It is difficult for me, too, to speak about my family without making judgements. It is difficult to think about my parents not only as victims. I would like so much to see them clean! But I could produce such an image only at the cost of blurring it. At my father’s trial, the false charges covered up actual crimes, too. The reality constructed for the sake of political objectives was at the same time the negation of former stories. The Shoah did not end with the liberation of the country. It was still present at the show trials, in the “consolidation”, in our fake political systems.
What do I have to do with all that? I would like to avoid the task. But it is impossible because the controversial fate of my parents puts me at a crossroad. Which of them should I take sides with? Who was “right”? One cannot circumvent these questions, because what is at stake is whether I make a conscious choice or just float with others, like many people in my generation.
The shared life of my parents was constructed on the love of a Jewish girl trying to break free from her roots and that of a man giving the wrong political answer to his being an orphan. I was born out of that. That is it.
Köszönet a tárgykölcsönzőknek és történetmesélőknek:
FISCHER ÁGOTA ÉVA
FÜLÖPNÉ WELTZ MÁRIA
HÁTSZEGI GÁBORNÉ, JULIKA
HELLER MÁRIA (RÓZSA PÁL)
HELLER SÁNDORNÉ, MÜLLER ANIKÓ
KÁNAI GYULÁNÉ PEREDY GIZELLA
LEÁNYFALVINÉ GORDÁN ILDIKÓ
TERÉNYI ISTVÁNNÉ SULLAI VINCENCIA
TÓTHNÉ RUDI MARGIT
Köszönet a kiállítás létrejöttéhez nyújtott segítségért
TÓTH GERGELY MÁTÉ
ELEVEN EMLÉKMŰ CSOPORT
HERITAGE CONTACT ZONE
HUMÁN PLATFORM EGYESÜLET
OPEN SOCIETY ARCHIVES
Castrum Peregrini, Amszterdam
Asociatia Timişoara Capitala Cultural Europeana, Temesvár

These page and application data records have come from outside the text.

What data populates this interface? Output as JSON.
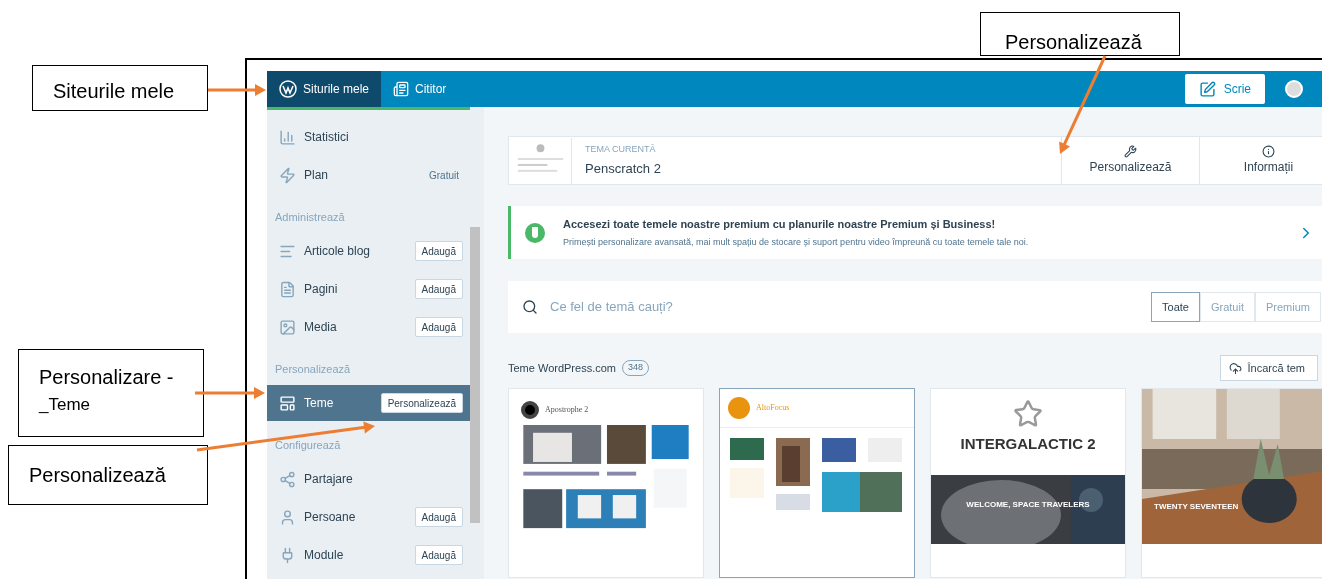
{
  "callouts": [
    {
      "lines": [
        "Siteurile mele"
      ]
    },
    {
      "lines": [
        "Personalizează"
      ]
    },
    {
      "lines": [
        "Personalizare -",
        "_Teme"
      ]
    },
    {
      "lines": [
        "Personalizează"
      ]
    }
  ],
  "topbar": {
    "tabs": [
      {
        "label": "Siturile mele",
        "selected": true
      },
      {
        "label": "Cititor",
        "selected": false
      }
    ],
    "write_button": "Scrie"
  },
  "sidebar": {
    "items": [
      {
        "kind": "item",
        "label": "Statistici",
        "selected": false
      },
      {
        "kind": "item",
        "label": "Plan",
        "note": "Gratuit",
        "selected": false
      },
      {
        "kind": "header",
        "label": "Administrează"
      },
      {
        "kind": "item",
        "label": "Articole blog",
        "action": "Adaugă",
        "selected": false
      },
      {
        "kind": "item",
        "label": "Pagini",
        "action": "Adaugă",
        "selected": false
      },
      {
        "kind": "item",
        "label": "Media",
        "action": "Adaugă",
        "selected": false
      },
      {
        "kind": "header",
        "label": "Personalizează"
      },
      {
        "kind": "item",
        "label": "Teme",
        "action": "Personalizează",
        "selected": true
      },
      {
        "kind": "header",
        "label": "Configurează"
      },
      {
        "kind": "item",
        "label": "Partajare",
        "selected": false
      },
      {
        "kind": "item",
        "label": "Persoane",
        "action": "Adaugă",
        "selected": false
      },
      {
        "kind": "item",
        "label": "Module",
        "action": "Adaugă",
        "selected": false
      }
    ]
  },
  "current_theme": {
    "label": "TEMA CURENTĂ",
    "name": "Penscratch 2",
    "actions": [
      "Personalizează",
      "Informații"
    ]
  },
  "banner": {
    "title": "Accesezi toate temele noastre premium cu planurile noastre Premium și Business!",
    "subtitle": "Primești personalizare avansată, mai mult spațiu de stocare și suport pentru video împreună cu toate temele tale noi."
  },
  "search": {
    "placeholder": "Ce fel de temă cauți?",
    "filters": [
      {
        "label": "Toate",
        "selected": true
      },
      {
        "label": "Gratuit",
        "selected": false
      },
      {
        "label": "Premium",
        "selected": false
      }
    ]
  },
  "section": {
    "title": "Teme WordPress.com",
    "count": "348",
    "upload_button": "Încarcă tem"
  },
  "cards": [
    {
      "kind": "blog",
      "title": "Apostrophe 2",
      "selected": false
    },
    {
      "kind": "gallery",
      "title": "AltoFocus",
      "selected": true
    },
    {
      "kind": "hero",
      "title": "INTERGALACTIC 2",
      "banner": "WELCOME, SPACE TRAVELERS",
      "selected": false
    },
    {
      "banner": "TWENTY SEVENTEEN",
      "selected": false
    }
  ]
}
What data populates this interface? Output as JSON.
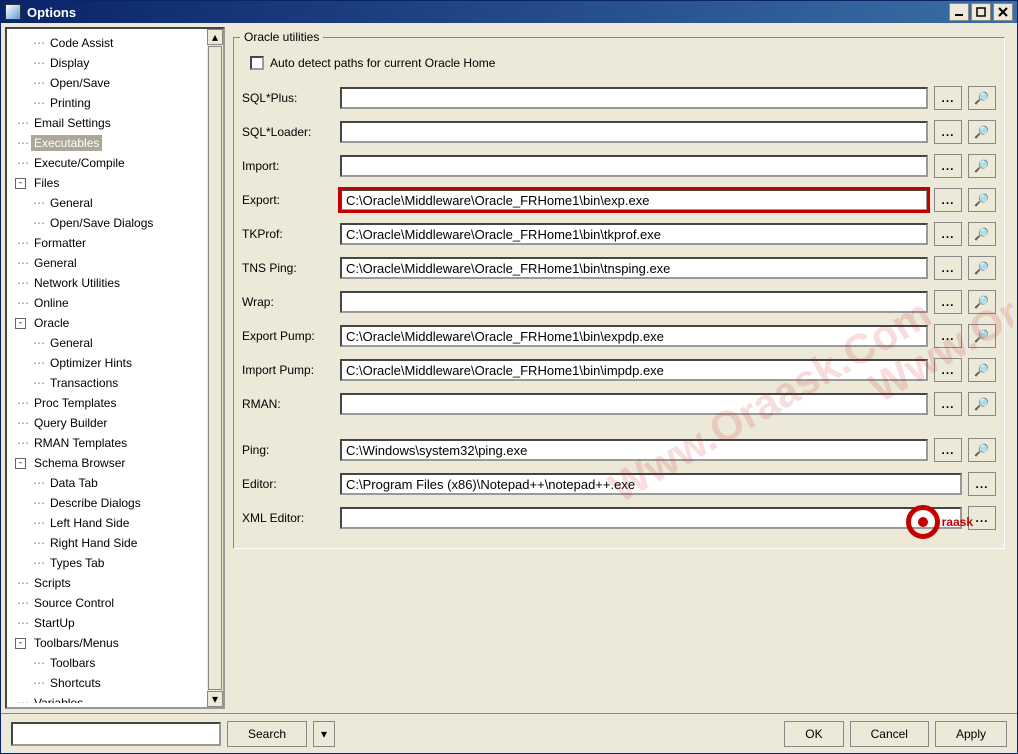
{
  "window": {
    "title": "Options"
  },
  "tree": {
    "items": [
      {
        "level": 2,
        "label": "Code Assist"
      },
      {
        "level": 2,
        "label": "Display"
      },
      {
        "level": 2,
        "label": "Open/Save"
      },
      {
        "level": 2,
        "label": "Printing"
      },
      {
        "level": 1,
        "label": "Email Settings"
      },
      {
        "level": 1,
        "label": "Executables",
        "selected": true
      },
      {
        "level": 1,
        "label": "Execute/Compile"
      },
      {
        "level": 1,
        "label": "Files",
        "toggle": "-"
      },
      {
        "level": 2,
        "label": "General"
      },
      {
        "level": 2,
        "label": "Open/Save Dialogs"
      },
      {
        "level": 1,
        "label": "Formatter"
      },
      {
        "level": 1,
        "label": "General"
      },
      {
        "level": 1,
        "label": "Network Utilities"
      },
      {
        "level": 1,
        "label": "Online"
      },
      {
        "level": 1,
        "label": "Oracle",
        "toggle": "-"
      },
      {
        "level": 2,
        "label": "General"
      },
      {
        "level": 2,
        "label": "Optimizer Hints"
      },
      {
        "level": 2,
        "label": "Transactions"
      },
      {
        "level": 1,
        "label": "Proc Templates"
      },
      {
        "level": 1,
        "label": "Query Builder"
      },
      {
        "level": 1,
        "label": "RMAN Templates"
      },
      {
        "level": 1,
        "label": "Schema Browser",
        "toggle": "-"
      },
      {
        "level": 2,
        "label": "Data Tab"
      },
      {
        "level": 2,
        "label": "Describe Dialogs"
      },
      {
        "level": 2,
        "label": "Left Hand Side"
      },
      {
        "level": 2,
        "label": "Right Hand Side"
      },
      {
        "level": 2,
        "label": "Types Tab"
      },
      {
        "level": 1,
        "label": "Scripts"
      },
      {
        "level": 1,
        "label": "Source Control"
      },
      {
        "level": 1,
        "label": "StartUp"
      },
      {
        "level": 1,
        "label": "Toolbars/Menus",
        "toggle": "-"
      },
      {
        "level": 2,
        "label": "Toolbars"
      },
      {
        "level": 2,
        "label": "Shortcuts"
      },
      {
        "level": 1,
        "label": "Variables"
      }
    ]
  },
  "main": {
    "group_title": "Oracle utilities",
    "auto_detect_label": "Auto detect paths for current Oracle Home",
    "fields": [
      {
        "label": "SQL*Plus:",
        "value": ""
      },
      {
        "label": "SQL*Loader:",
        "value": ""
      },
      {
        "label": "Import:",
        "value": ""
      },
      {
        "label": "Export:",
        "value": "C:\\Oracle\\Middleware\\Oracle_FRHome1\\bin\\exp.exe",
        "highlighted": true
      },
      {
        "label": "TKProf:",
        "value": "C:\\Oracle\\Middleware\\Oracle_FRHome1\\bin\\tkprof.exe"
      },
      {
        "label": "TNS Ping:",
        "value": "C:\\Oracle\\Middleware\\Oracle_FRHome1\\bin\\tnsping.exe"
      },
      {
        "label": "Wrap:",
        "value": ""
      },
      {
        "label": "Export Pump:",
        "value": "C:\\Oracle\\Middleware\\Oracle_FRHome1\\bin\\expdp.exe"
      },
      {
        "label": "Import Pump:",
        "value": "C:\\Oracle\\Middleware\\Oracle_FRHome1\\bin\\impdp.exe"
      },
      {
        "label": "RMAN:",
        "value": ""
      }
    ],
    "fields2": [
      {
        "label": "Ping:",
        "value": "C:\\Windows\\system32\\ping.exe",
        "find": true
      },
      {
        "label": "Editor:",
        "value": "C:\\Program Files (x86)\\Notepad++\\notepad++.exe",
        "find": false
      },
      {
        "label": "XML Editor:",
        "value": "",
        "find": false
      }
    ],
    "browse_label": "...",
    "find_glyph": "👀"
  },
  "footer": {
    "search_label": "Search",
    "ok_label": "OK",
    "cancel_label": "Cancel",
    "apply_label": "Apply"
  },
  "watermark": "Www.Oraask.Com",
  "logo": "raask"
}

Eleven Emlékmű / Humán Platform, Budapest
Etz Hayyim, Hanía, Kréta
European University Institute, Firenze
Culture Action Europe, Brüsszel